Originally Posted by mmckimson
As the others have said your input is great, and certainly makes me feel better...
Given that you've been through the process, how long did it take you to gain back full strength in the injured leg? I'm now 10 weeks out from the surgery and for the most part feel pretty good, but the overall strength of the leg needs work, as well of course gaining those last few degrees of motion.
Your suggestion on balancing is a good one. My PT has given me a series of balancing exercises to do and they seem to help. In fact, when I show them to my non-injured friends, they often struggle with them.
I guess my regimen must be doing something!
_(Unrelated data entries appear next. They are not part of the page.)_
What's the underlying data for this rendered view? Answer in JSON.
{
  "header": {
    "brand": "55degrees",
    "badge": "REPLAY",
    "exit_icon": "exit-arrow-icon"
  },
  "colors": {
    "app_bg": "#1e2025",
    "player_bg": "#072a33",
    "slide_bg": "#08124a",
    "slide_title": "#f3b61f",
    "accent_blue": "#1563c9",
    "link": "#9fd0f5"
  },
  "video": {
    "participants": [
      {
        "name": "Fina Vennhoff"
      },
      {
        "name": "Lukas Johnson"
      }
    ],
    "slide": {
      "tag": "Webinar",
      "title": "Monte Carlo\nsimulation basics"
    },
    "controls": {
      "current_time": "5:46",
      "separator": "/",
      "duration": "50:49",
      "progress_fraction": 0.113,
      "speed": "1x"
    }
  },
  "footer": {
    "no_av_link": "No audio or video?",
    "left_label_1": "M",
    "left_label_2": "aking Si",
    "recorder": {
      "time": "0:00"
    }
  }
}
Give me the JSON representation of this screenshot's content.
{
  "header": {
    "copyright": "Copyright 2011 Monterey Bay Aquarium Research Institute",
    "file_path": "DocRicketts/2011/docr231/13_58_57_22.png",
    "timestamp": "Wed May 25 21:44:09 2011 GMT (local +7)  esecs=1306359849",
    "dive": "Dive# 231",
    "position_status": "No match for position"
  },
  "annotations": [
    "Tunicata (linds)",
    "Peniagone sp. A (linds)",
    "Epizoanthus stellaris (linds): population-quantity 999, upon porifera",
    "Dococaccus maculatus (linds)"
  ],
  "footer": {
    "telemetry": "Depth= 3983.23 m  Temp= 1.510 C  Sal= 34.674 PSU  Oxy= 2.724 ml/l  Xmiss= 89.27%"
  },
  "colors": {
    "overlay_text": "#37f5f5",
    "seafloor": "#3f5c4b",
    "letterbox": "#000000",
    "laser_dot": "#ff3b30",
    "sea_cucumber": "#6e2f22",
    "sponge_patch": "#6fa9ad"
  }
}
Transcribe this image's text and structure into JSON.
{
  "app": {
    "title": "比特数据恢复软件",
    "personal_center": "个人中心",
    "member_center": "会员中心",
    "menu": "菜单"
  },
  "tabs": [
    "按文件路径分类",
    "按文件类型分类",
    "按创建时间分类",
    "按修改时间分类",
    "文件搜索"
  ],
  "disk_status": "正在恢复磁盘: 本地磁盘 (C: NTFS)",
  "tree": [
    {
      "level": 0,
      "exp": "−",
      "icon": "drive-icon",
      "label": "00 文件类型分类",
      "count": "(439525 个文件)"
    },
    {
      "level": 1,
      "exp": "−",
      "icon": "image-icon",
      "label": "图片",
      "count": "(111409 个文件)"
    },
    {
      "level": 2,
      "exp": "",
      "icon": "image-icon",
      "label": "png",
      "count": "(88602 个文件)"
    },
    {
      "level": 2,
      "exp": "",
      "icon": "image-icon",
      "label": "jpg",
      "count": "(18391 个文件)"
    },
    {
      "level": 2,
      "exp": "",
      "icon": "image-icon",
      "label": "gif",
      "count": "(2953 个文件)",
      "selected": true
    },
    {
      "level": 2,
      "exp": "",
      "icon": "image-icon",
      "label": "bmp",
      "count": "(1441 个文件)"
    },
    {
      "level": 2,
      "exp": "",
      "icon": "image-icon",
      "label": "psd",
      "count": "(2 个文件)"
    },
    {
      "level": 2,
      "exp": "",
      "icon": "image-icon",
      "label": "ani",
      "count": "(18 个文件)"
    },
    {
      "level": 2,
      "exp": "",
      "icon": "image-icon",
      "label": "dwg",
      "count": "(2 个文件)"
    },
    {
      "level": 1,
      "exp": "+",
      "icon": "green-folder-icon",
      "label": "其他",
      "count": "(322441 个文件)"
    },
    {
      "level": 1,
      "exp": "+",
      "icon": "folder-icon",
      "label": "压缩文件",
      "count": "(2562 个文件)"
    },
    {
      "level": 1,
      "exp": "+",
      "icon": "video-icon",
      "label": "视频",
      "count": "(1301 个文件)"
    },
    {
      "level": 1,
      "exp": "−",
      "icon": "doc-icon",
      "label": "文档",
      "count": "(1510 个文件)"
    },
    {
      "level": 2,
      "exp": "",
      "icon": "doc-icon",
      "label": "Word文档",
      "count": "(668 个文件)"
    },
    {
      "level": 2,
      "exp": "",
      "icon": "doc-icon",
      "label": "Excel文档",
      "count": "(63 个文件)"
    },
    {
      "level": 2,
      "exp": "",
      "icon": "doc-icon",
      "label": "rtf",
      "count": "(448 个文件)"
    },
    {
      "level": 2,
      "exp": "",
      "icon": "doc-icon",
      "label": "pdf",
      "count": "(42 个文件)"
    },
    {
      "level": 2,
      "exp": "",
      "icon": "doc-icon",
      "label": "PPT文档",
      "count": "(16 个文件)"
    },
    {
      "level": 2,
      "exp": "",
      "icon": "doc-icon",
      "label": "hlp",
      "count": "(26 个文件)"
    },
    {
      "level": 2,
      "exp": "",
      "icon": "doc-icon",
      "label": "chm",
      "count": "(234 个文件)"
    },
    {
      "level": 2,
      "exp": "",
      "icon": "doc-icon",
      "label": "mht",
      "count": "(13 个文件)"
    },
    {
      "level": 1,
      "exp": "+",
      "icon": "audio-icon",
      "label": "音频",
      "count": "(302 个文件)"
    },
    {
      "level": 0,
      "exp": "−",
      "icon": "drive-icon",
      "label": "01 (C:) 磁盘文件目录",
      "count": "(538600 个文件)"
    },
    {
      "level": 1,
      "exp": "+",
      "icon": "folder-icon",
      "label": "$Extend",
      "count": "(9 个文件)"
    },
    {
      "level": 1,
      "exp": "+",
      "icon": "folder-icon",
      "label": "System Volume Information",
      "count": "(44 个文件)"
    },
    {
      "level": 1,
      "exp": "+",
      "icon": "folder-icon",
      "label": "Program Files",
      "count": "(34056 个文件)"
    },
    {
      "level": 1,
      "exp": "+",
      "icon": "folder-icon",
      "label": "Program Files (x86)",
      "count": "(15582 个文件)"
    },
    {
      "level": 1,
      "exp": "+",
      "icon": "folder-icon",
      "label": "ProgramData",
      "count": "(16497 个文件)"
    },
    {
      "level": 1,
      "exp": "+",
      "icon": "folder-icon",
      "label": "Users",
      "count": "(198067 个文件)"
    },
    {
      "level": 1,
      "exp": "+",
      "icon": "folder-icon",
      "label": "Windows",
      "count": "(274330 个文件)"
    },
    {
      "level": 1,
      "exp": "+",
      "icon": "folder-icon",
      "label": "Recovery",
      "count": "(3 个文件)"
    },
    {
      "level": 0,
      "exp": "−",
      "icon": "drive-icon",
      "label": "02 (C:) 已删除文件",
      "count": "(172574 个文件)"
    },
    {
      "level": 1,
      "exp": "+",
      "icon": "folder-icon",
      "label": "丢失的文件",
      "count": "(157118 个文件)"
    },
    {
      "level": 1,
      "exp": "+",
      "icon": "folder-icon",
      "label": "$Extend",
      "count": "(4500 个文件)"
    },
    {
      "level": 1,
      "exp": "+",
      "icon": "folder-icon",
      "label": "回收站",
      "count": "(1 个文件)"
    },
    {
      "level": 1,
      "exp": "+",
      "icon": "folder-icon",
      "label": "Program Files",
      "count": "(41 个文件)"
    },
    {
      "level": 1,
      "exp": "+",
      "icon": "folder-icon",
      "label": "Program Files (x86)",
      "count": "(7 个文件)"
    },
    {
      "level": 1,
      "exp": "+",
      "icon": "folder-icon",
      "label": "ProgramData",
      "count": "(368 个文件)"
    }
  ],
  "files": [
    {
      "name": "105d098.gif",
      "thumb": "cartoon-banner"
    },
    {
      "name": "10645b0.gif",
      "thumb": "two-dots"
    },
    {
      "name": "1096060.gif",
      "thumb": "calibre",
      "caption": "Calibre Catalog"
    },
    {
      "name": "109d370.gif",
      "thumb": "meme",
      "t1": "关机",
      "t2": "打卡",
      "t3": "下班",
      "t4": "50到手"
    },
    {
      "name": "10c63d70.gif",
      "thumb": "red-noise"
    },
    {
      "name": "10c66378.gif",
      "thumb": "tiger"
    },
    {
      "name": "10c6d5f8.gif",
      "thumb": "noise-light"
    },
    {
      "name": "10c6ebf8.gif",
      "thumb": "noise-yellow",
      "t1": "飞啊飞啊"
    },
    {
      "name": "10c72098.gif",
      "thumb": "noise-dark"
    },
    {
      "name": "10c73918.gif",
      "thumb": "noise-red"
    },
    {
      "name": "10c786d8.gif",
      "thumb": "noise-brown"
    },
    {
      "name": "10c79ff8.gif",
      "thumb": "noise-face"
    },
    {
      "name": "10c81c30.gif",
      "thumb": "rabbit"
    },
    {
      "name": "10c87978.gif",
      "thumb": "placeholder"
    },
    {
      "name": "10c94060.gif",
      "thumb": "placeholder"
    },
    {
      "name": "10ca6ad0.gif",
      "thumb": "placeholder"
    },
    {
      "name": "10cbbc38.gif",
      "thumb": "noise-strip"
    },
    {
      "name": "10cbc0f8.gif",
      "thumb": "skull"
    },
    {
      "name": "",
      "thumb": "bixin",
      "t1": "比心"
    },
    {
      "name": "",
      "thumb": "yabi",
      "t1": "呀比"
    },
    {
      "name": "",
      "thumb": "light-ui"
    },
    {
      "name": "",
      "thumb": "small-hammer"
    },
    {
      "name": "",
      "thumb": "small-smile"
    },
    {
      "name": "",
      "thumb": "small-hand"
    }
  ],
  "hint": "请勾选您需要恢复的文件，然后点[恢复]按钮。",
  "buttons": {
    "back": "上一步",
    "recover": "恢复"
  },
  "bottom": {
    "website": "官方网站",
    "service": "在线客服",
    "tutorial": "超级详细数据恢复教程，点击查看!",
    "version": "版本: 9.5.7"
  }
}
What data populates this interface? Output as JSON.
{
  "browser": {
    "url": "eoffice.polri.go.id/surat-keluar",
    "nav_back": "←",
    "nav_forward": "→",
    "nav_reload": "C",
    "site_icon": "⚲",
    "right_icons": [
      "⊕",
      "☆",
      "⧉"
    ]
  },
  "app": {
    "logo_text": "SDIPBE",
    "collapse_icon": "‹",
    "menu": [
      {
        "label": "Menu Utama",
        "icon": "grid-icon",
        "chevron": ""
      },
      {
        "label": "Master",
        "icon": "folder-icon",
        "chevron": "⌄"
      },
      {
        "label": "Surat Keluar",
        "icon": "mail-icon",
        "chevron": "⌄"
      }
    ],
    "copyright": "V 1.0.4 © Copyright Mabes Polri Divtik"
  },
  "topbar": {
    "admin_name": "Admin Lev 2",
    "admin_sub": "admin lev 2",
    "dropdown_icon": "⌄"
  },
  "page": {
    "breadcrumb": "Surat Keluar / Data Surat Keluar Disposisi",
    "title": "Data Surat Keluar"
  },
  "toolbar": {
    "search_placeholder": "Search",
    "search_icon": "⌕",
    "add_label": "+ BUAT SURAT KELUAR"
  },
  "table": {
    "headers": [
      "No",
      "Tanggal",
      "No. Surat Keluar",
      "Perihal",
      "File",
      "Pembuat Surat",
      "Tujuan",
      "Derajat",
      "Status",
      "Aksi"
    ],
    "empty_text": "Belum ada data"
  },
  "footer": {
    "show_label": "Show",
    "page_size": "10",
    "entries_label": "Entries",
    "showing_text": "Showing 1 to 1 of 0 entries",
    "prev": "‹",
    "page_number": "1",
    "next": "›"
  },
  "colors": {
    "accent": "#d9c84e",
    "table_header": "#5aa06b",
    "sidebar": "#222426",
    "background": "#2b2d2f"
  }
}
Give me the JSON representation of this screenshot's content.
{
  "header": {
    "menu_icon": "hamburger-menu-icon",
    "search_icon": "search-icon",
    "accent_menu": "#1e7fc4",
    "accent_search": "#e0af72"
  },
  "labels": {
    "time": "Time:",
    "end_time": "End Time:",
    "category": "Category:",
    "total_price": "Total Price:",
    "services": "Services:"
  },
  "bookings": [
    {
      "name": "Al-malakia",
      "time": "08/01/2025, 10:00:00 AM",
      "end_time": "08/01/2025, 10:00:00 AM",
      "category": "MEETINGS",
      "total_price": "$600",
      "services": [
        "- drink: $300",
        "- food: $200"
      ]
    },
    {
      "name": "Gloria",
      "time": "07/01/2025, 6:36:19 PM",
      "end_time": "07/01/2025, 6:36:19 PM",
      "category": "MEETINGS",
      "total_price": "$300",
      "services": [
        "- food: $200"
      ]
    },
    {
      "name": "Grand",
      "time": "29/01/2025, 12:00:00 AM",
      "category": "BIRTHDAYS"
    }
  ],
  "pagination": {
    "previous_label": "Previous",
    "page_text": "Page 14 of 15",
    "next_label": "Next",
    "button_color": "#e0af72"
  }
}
I had an allograft so if you had an autograft then take this with a grain of salt as results may vary. I got to essentially full flexion/extension range of motion by around 12-14 weeks post-op. The last 5 degrees of flexion (i.e. stand on one leg, head up, grab foot and pull it all the way back to touch buttocks) were the slowest to come back and perhaps the most uncomfortable. In fact, even now, while I can easily do it at one year, those last couple of degrees of flexion are slightly uncomfortable and I have to let my knee extend back out a little slower than the normal leg. I found the most helpful way to get that last few degrees of flexion during rehab was something that I devised and that my PT now tells her clients to do. I sat on the shallow step of our swimming pool so that I was facing the edge of the pool immersed up to my waist. I would put my foot flat on the step with my toes mushed against the side of the wall of the pool, then slowly slide my butt closer to my foot---kinda like the heel slides that they make you do on the massage table at PT, but instead of pulling your foot towards you, you're using your body to push
towards your foot (hope that makes sense). I got much more flexion back quickly doing that.
As far as strength is concerned, I was also doing the same exercises with my good leg as with the operated leg during PT, so it kept strengthening as well, thus my op leg kept having to catch up. Subjectively, the op leg was within 10% of the non-op leg by the end of the 5th month. Before they released me to resume play/ski they gave me a sort of final exam. They made me sit on a special machine that looks like a quad extension machine at the gym, but the swing arm is hooked up to a computer that measures torque and velocity. They set up my non-op leg first, then when they said "go" I had to flex / extend my leg absolutely as hard and fast as I could for 30 seconds. They did that at three different resistance settings. Then they put my op leg into the machine and I had to do the same thing. They then compared the two sides for torque and maximum velocity. They told me later that they expect the average person to score 70% in comparison to the non-op side, high school athletes 80% and elite professional athletes 90% before they're released to resume sports. (I scored 89%!!!) So, even though I FELT at that point (end of the sixth month of rehab) that my two legs were the same, clearly they weren't. I think the actual point where they were back to equal wasn't until 8-9 months post-op, but by the end of the 6th month it was close enough that I didn't really notice it anymore.
I guess the hardest part mentally is that it's imperative to keep up the exercises after they release you---you can't rest on your laurels. Obviously the best way to get in shape for skiing is to ski, but that still is not a substitute for maintaining your fitness level that you will attain with all the hard rehab work. The core exercises and balance/instability exercises are quite difficult to master---they seem easy to me now and yet when I demonstrate them to friends, they too have a difficult time with them as well, so I agree, it's obviously doing a LOT of something good! I really fell like I'm in the best physical shape I've ever been in and I'm 48!